Loeffler Endocarditis Mimicking Apical Hypertrophic Cardiomyopathy
A 35-year-old woman presenting with left-side weakness visited our emergency room. She was previously healthy and did not have any clinical risk factors for cerebral vascular disease. Multiple embolic cerebral infarctions were found in her brain through magnetic resonance imaging (MRI). An ECG showed ST depression and T-wave inversion in all of the precordial leads (Figure 1). An abnormal eosinophil count (2718 per 1 μL) and elevated erythrocyte sedimentation rate (58 mm/h) were reported in her blood test; otherwise, her blood test was normal. Her cardiac enzyme level was within normal limits. Transthoracic echocardiography was performed (Figure 2 and online-only Data Supplement Movies I and II), and apical hypertrophy suggesting apical cardiomyopathy was initially reported.
Further workup for the eosinophilia, including parasitic disease, did not give any additional information. She was admitted to the neurology department and treated with anticoagulation. She complained of recurrent chest discomfort after admission, and cardiac computed tomography was performed for workup. Coronary arteries were normal, but a low attenuated endomyocardial lesion in the left ventricular apex was reported (Figure 3). Cardiac MRI depicted apical thrombus (nonenhancing lesion) with endocardial enhancement after administration of gadopentetate dimeglumine, suggesting Loeffler endocarditis1,2 (Figure 4). Reevaluation of the apex by transthoracic echocardiography after zooming and focus adjustment showed the different echogenic layering in the apical segment (Figure 5 and online-only Data Supplement Movies III and IV).
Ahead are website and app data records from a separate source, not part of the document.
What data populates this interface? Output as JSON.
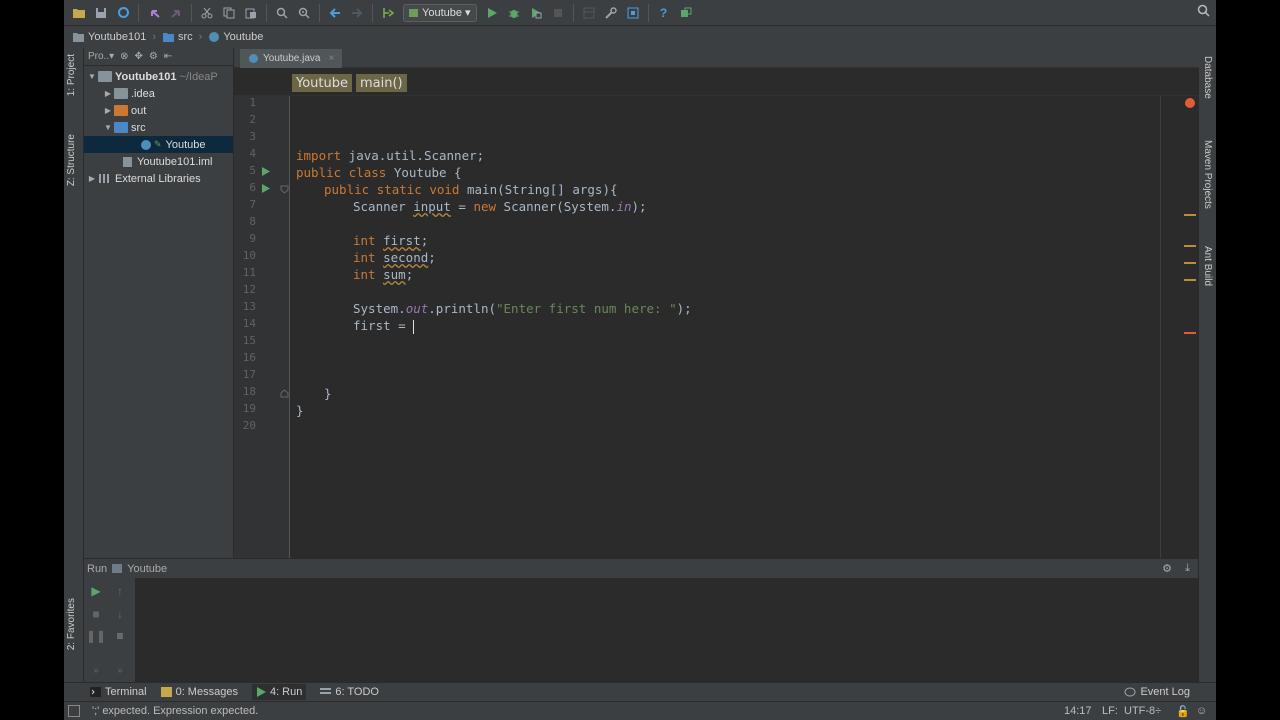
{
  "toolbar": {
    "run_config": "Youtube",
    "icons": [
      "open-folder-icon",
      "save-icon",
      "sync-icon",
      "undo-icon",
      "redo-icon",
      "cut-icon",
      "copy-icon",
      "paste-icon",
      "find-icon",
      "replace-icon",
      "back-icon",
      "forward-icon",
      "build-icon",
      "run-icon",
      "debug-icon",
      "coverage-icon",
      "stop-icon",
      "project-structure-icon",
      "settings-icon",
      "sdk-icon",
      "help-icon",
      "plugin-icon",
      "search-icon"
    ]
  },
  "navbar": {
    "crumbs": [
      "Youtube101",
      "src",
      "Youtube"
    ]
  },
  "left_strip": {
    "project_tab": "1: Project",
    "structure_tab": "Z: Structure",
    "favorites_tab": "2: Favorites"
  },
  "right_strip": {
    "database_tab": "Database",
    "maven_tab": "Maven Projects",
    "ant_tab": "Ant Build"
  },
  "project": {
    "view_label": "Pro..▾",
    "tree": [
      {
        "label": "Youtube101",
        "suffix": "~/IdeaP",
        "level": 0,
        "expanded": true
      },
      {
        "label": ".idea",
        "level": 1,
        "expanded": false
      },
      {
        "label": "out",
        "level": 1,
        "expanded": false
      },
      {
        "label": "src",
        "level": 1,
        "expanded": true
      },
      {
        "label": "Youtube",
        "level": 2,
        "selected": true
      },
      {
        "label": "Youtube101.iml",
        "level": 1
      },
      {
        "label": "External Libraries",
        "level": 0,
        "expanded": false
      }
    ]
  },
  "editor": {
    "tab_label": "Youtube.java",
    "breadcrumb_class": "Youtube",
    "breadcrumb_method": "main()",
    "line_numbers": [
      "1",
      "2",
      "3",
      "4",
      "5",
      "6",
      "7",
      "8",
      "9",
      "10",
      "11",
      "12",
      "13",
      "14",
      "15",
      "16",
      "17",
      "18",
      "19",
      "20"
    ],
    "code": {
      "l4_kw": "import",
      "l4_rest": " java.util.Scanner;",
      "l5_kw": "public class",
      "l5_rest": " Youtube {",
      "l6_kw": "public static void",
      "l6_rest": " main(String[] args){",
      "l7_a": "Scanner ",
      "l7_var": "input",
      "l7_b": " = ",
      "l7_new": "new",
      "l7_c": " Scanner(System.",
      "l7_in": "in",
      "l7_d": ");",
      "l9_kw": "int",
      "l9_var": "first",
      "l10_kw": "int",
      "l10_var": "second",
      "l11_kw": "int",
      "l11_var": "sum",
      "l13_a": "System.",
      "l13_out": "out",
      "l13_b": ".println(",
      "l13_str": "\"Enter first num here: \"",
      "l13_c": ");",
      "l14": "first = ",
      "l18": "}",
      "l19": "}"
    }
  },
  "run": {
    "label": "Run",
    "config": "Youtube"
  },
  "bottom_tabs": {
    "terminal": "Terminal",
    "messages": "0: Messages",
    "run": "4: Run",
    "todo": "6: TODO",
    "event_log": "Event Log"
  },
  "status": {
    "message": "';' expected. Expression expected.",
    "position": "14:17",
    "line_sep": "LF:",
    "encoding": "UTF-8÷"
  },
  "colors": {
    "background": "#3c3f41",
    "editor_bg": "#2b2b2b",
    "keyword": "#cc7832",
    "string": "#6a8759",
    "field": "#9876aa",
    "text": "#a9b7c6",
    "selection": "#0d293e"
  }
}
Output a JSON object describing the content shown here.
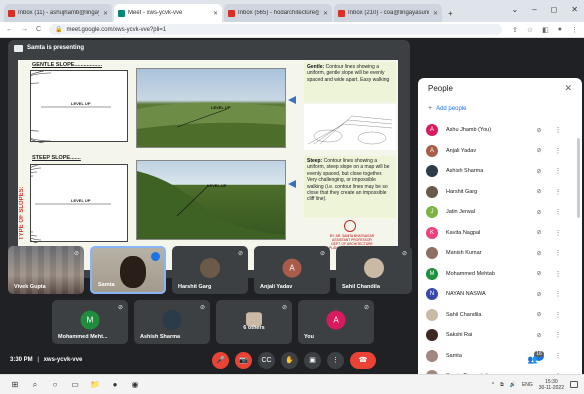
{
  "browser": {
    "tabs": [
      {
        "label": "Inbox (11) - ashujhamb@lingayas",
        "color": "#d93025",
        "active": false
      },
      {
        "label": "Meet - xws-ycvk-vve",
        "color": "#00897b",
        "active": true
      },
      {
        "label": "Inbox (565) - hodarchitecture@",
        "color": "#d93025",
        "active": false
      },
      {
        "label": "Inbox (210) - coa@lingayasuniv",
        "color": "#d93025",
        "active": false
      }
    ],
    "new_tab": "+",
    "win_controls": [
      "⌄",
      "–",
      "◻",
      "✕"
    ],
    "url": "meet.google.com/xws-ycvk-vve?pli=1",
    "nav": [
      "←",
      "→",
      "C"
    ],
    "addr_icons": [
      "⇪",
      "☆",
      "◧",
      "●",
      "⋮"
    ]
  },
  "presentation": {
    "banner": "Samta is presenting",
    "side_label": "TYPE OF SLOPES:",
    "gentle_title": "GENTLE SLOPE..................",
    "steep_title": "STEEP SLOPE.......",
    "level_up": "LEVEL UP",
    "gentle_desc_bold": "Gentle:",
    "gentle_desc": " Contour lines showing a uniform, gentle slope will be evenly spaced and wide apart. Easy walking",
    "steep_desc_bold": "Steep:",
    "steep_desc": " Contour lines showing a uniform, steep slope on a map will be evenly spaced, but close together. Very challenging, or impossible walking (i.e. contour lines may be so close that they create an impossible cliff line).",
    "credit": "BY: AR. SAMTA BHATNAGAR\nASSISTANT PROFESSOR\nDEPT. OF ARCHITECTURE\nSCHOOL OF PLANNING AND ARCHITECTURE, BHOPAL"
  },
  "tiles_row1": [
    {
      "name": "Vivek Gupta",
      "type": "photo"
    },
    {
      "name": "Samta",
      "type": "camera"
    },
    {
      "name": "Harshit Garg",
      "type": "photo-avatar",
      "avcolor": "#6b5a4a"
    },
    {
      "name": "Anjali Yadav",
      "type": "letter",
      "letter": "A",
      "avcolor": "#a95c4a"
    },
    {
      "name": "Sahil Chandila",
      "type": "photo-avatar",
      "avcolor": "#c9b9a5"
    }
  ],
  "tiles_row2": [
    {
      "name": "Mohammed Meht...",
      "type": "letter",
      "letter": "M",
      "avcolor": "#1e8e3e"
    },
    {
      "name": "Ashish Sharma",
      "type": "photo-avatar",
      "avcolor": "#2c3b48"
    },
    {
      "name": "6 others",
      "type": "group"
    },
    {
      "name": "You",
      "type": "letter",
      "letter": "A",
      "avcolor": "#d81b60"
    }
  ],
  "bottombar": {
    "time": "3:30 PM",
    "sep": "|",
    "code": "xws-ycvk-vve",
    "controls": [
      "🎤",
      "📷",
      "CC",
      "✋",
      "▣",
      "⋮",
      "☎"
    ],
    "right": [
      "ⓘ",
      "👥",
      "☷",
      "⬡"
    ],
    "people_badge": "16"
  },
  "people": {
    "title": "People",
    "close": "✕",
    "add_icon": "+",
    "add_label": "Add people",
    "mute_icon": "⊘",
    "more_icon": "⋮",
    "list": [
      {
        "name": "Ashu Jhamb (You)",
        "letter": "A",
        "color": "#d81b60"
      },
      {
        "name": "Anjali Yadav",
        "letter": "A",
        "color": "#a95c4a"
      },
      {
        "name": "Ashish Sharma",
        "letter": "",
        "color": "#2c3b48"
      },
      {
        "name": "Harshit Garg",
        "letter": "",
        "color": "#6b5a4a"
      },
      {
        "name": "Jatin Jerwal",
        "letter": "J",
        "color": "#7cb342"
      },
      {
        "name": "Kavita Nagpal",
        "letter": "K",
        "color": "#ec407a"
      },
      {
        "name": "Manish Kumar",
        "letter": "",
        "color": "#8d6e63"
      },
      {
        "name": "Mohammed Mehtab",
        "letter": "M",
        "color": "#1e8e3e"
      },
      {
        "name": "NAYAN NASWA",
        "letter": "N",
        "color": "#3949ab"
      },
      {
        "name": "Sahil Chandila",
        "letter": "",
        "color": "#c9b9a5"
      },
      {
        "name": "Sakshi Rai",
        "letter": "",
        "color": "#3e2723"
      },
      {
        "name": "Samta",
        "letter": "",
        "color": "#a1887f"
      },
      {
        "name": "Samta Presentation",
        "letter": "",
        "color": "#a1887f"
      }
    ]
  },
  "taskbar": {
    "icons": [
      "⊞",
      "⌕",
      "○",
      "▭",
      "📁",
      "●",
      "◉"
    ],
    "tray": [
      "^",
      "⧉",
      "🔊",
      "ENG"
    ],
    "time": "15:30",
    "date": "30-11-2022"
  },
  "colors": {
    "meet_bg": "#202124",
    "tile_bg": "#3c4043",
    "accent": "#1a73e8",
    "danger": "#ea4335"
  }
}
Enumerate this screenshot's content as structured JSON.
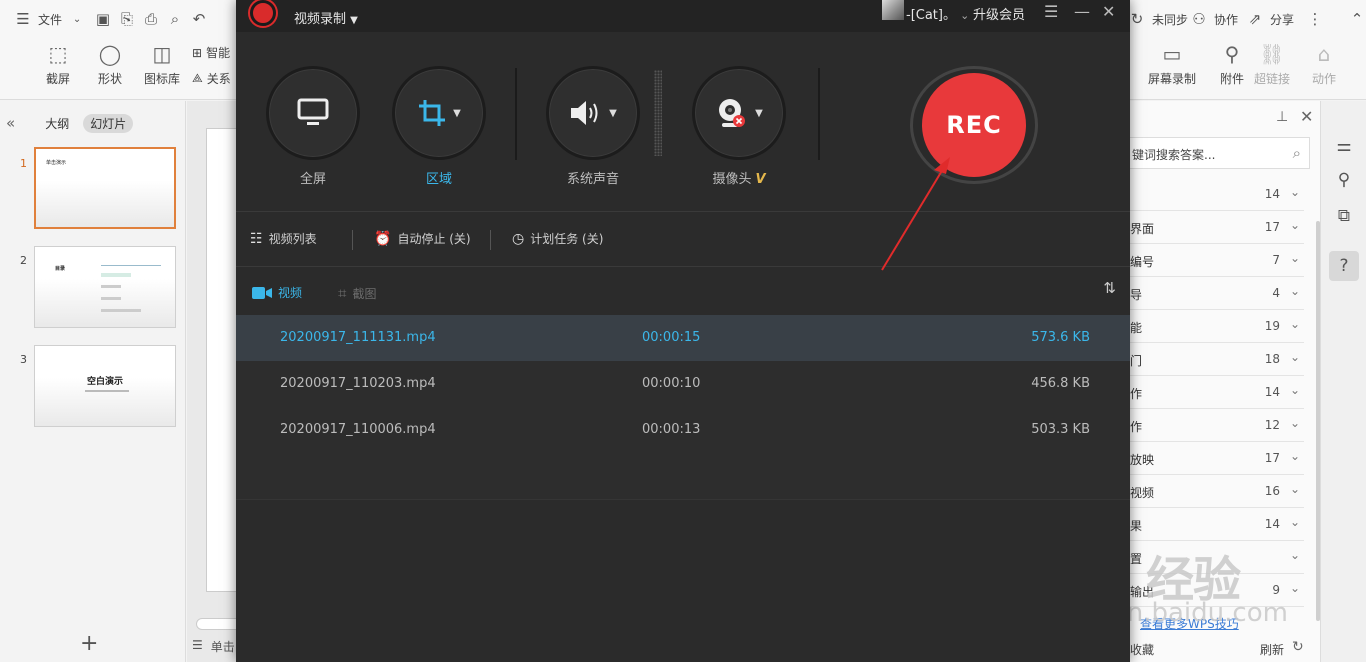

She was finally diagnosed with Loeffler endocarditis and started on high-dose steroid therapy (prednisolone 60 mg twice a day). Her chest discomfort disappeared the day after initiation of steroid therapy, and her ECG and eosinophil count became rapidly normalized (Figure 6). One month later, both the cardiac MRI (Figure 7) and echocardiography (Figure 8 and online-only Data Supplement Movies V and VI) showed an improvement in the left ventricular apical lesion.
Apical thrombus in Loeffler endocarditis is not associated with apical wall motion abnormality; therefore, Loeffler endocarditis with a small lesion in the early stage can be hard to diagnose and is sometimes confused with apical hypertrophy such as in our case. Because the early pathology of Loeffler endocarditis is eosinophilic thrombus with inflammation, cardiac MRI with delayed enhanced imaging can clearly demonstrate apical thrombus without enhancement from endomyocardium with high-signal-intensity plane.1,2 Therefore, if the diagnosis of Loeffler endocarditis is under suspicion, contrast-enhanced cardiac MRI will be very informative. Our case also shows that the endomyocardial lesion in the early stage of Loeffler endocarditis can be regressed by optimal medical therapy.
The online-only Data Supplement is available at http://circ.ahajournals.org/cgi/content/full/120/1/82/DC1.